Could you count the lines in the data that contain "Policy"? Reply with the number only.

* * *

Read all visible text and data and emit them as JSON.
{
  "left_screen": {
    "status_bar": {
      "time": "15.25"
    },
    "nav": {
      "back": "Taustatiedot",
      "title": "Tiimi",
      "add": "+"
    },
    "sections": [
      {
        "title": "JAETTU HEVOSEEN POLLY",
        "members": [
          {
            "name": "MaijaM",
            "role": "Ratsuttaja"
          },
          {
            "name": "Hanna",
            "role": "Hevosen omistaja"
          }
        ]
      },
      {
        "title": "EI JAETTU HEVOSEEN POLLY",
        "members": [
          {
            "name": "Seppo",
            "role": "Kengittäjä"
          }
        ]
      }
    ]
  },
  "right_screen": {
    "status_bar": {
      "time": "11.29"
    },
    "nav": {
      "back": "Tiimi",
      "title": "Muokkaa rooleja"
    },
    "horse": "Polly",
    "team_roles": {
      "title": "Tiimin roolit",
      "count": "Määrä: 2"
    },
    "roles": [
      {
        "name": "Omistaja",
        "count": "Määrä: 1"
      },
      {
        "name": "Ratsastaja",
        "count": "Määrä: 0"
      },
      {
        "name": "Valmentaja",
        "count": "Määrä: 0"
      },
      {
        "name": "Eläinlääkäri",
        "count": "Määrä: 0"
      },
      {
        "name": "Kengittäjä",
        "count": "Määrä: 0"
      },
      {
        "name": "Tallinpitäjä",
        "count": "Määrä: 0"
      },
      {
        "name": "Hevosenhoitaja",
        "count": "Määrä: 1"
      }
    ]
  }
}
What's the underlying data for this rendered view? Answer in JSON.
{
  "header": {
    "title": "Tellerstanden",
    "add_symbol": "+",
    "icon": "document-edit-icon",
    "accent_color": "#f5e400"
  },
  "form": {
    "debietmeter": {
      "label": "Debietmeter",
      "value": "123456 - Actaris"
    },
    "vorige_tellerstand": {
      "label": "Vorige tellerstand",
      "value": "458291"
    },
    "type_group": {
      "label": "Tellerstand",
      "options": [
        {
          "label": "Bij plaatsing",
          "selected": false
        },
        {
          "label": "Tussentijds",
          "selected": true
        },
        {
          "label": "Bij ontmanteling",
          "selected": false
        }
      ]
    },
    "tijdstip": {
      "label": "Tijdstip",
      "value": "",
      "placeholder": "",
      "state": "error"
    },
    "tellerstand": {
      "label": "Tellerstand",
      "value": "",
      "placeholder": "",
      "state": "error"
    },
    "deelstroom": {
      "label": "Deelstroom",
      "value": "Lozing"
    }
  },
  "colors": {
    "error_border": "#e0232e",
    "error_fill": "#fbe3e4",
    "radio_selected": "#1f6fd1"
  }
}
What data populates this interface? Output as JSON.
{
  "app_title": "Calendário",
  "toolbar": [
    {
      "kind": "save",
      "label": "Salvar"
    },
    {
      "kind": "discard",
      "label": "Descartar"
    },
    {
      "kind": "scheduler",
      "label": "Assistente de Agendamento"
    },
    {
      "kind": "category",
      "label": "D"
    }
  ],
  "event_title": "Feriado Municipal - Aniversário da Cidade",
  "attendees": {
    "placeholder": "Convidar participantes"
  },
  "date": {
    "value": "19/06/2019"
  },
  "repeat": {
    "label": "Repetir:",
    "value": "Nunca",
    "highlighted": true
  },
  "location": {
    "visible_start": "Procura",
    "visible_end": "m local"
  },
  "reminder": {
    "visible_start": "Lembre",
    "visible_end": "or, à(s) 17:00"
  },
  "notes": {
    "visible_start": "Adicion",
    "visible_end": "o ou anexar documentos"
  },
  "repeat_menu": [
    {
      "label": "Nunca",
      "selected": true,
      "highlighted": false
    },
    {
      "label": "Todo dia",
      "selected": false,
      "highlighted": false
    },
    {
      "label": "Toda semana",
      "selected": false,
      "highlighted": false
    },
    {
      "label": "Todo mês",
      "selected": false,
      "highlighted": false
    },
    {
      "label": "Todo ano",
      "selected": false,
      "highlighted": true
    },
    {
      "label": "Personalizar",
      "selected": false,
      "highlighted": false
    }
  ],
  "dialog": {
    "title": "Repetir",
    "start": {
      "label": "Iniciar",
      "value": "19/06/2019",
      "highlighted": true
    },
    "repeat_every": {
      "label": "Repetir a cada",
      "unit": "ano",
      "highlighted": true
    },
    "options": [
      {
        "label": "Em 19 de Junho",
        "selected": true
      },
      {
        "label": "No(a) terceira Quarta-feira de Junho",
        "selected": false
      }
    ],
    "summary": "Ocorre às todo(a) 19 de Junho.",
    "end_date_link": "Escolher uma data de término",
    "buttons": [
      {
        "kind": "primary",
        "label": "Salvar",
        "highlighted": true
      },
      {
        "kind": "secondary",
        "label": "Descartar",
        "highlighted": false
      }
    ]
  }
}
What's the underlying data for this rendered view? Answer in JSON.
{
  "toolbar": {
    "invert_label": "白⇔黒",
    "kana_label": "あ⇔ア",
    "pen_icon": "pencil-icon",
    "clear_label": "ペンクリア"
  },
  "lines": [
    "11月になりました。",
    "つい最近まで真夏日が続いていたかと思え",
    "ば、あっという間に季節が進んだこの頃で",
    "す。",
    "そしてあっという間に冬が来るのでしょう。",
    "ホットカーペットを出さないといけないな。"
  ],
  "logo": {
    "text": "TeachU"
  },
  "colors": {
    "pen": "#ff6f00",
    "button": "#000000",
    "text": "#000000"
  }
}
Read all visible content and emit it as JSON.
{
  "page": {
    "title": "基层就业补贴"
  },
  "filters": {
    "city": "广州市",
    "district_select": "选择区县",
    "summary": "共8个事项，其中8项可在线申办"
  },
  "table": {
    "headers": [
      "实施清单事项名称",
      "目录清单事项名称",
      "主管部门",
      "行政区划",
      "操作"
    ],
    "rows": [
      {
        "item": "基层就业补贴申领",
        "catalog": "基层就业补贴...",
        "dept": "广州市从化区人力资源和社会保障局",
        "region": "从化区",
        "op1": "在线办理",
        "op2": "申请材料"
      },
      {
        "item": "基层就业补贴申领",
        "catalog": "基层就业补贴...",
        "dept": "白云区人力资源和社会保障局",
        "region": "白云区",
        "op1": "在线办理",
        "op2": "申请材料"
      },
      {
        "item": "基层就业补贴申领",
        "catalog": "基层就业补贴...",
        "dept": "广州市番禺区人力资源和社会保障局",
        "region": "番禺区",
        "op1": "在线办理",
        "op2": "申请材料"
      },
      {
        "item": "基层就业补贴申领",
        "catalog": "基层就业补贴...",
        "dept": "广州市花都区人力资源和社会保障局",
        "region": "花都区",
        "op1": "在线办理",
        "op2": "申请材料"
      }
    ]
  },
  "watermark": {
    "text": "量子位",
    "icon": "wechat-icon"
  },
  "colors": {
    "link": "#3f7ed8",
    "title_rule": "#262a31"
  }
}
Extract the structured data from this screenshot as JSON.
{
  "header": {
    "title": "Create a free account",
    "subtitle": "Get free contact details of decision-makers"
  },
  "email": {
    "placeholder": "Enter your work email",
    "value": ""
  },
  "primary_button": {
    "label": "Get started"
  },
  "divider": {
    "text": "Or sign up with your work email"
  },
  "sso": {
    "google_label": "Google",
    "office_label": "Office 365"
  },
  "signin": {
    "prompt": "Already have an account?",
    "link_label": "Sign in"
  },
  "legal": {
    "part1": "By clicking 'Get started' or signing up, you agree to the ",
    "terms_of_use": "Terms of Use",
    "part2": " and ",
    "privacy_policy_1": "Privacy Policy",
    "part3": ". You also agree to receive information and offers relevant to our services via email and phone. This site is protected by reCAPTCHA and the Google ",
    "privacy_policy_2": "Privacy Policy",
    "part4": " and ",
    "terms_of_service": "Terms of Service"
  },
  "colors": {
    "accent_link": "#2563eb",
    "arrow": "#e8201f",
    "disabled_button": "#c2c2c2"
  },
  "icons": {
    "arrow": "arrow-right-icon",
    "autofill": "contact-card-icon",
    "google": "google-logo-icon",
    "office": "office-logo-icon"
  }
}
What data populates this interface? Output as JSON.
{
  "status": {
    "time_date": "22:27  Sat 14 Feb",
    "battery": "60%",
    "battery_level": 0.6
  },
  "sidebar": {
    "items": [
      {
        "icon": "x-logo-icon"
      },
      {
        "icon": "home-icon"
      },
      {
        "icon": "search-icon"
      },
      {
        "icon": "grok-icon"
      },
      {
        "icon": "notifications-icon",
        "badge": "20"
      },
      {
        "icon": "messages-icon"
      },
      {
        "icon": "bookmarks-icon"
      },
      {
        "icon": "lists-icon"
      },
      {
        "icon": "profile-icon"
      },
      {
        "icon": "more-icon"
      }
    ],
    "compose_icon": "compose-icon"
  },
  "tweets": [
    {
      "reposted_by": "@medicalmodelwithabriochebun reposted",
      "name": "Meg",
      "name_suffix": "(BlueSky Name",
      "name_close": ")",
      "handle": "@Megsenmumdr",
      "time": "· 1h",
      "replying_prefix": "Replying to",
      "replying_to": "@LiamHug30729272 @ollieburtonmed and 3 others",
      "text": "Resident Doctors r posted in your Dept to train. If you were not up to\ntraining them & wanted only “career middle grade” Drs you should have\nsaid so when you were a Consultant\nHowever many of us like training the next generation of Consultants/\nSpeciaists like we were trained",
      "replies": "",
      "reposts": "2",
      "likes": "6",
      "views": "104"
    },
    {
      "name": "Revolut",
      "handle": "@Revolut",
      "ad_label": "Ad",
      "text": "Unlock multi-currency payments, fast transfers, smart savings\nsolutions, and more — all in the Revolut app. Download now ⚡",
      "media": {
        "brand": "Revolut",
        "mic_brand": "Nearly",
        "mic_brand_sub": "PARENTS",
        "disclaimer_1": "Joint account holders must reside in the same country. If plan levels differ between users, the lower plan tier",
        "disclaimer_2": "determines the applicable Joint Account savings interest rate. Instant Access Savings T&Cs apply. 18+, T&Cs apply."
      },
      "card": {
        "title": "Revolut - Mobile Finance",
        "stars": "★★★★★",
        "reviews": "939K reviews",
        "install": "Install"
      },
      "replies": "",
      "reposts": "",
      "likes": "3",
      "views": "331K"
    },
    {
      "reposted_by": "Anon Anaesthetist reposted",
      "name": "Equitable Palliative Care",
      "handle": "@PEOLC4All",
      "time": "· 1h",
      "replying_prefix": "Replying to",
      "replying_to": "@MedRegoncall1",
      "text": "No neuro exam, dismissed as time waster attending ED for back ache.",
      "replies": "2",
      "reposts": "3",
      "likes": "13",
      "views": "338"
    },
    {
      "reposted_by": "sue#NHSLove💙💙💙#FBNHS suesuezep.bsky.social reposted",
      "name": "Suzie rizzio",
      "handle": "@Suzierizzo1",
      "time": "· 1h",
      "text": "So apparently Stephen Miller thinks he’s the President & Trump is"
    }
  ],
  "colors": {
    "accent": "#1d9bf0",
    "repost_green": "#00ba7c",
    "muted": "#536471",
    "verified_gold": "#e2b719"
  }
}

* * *

**EXERCISE OUTPUT**
2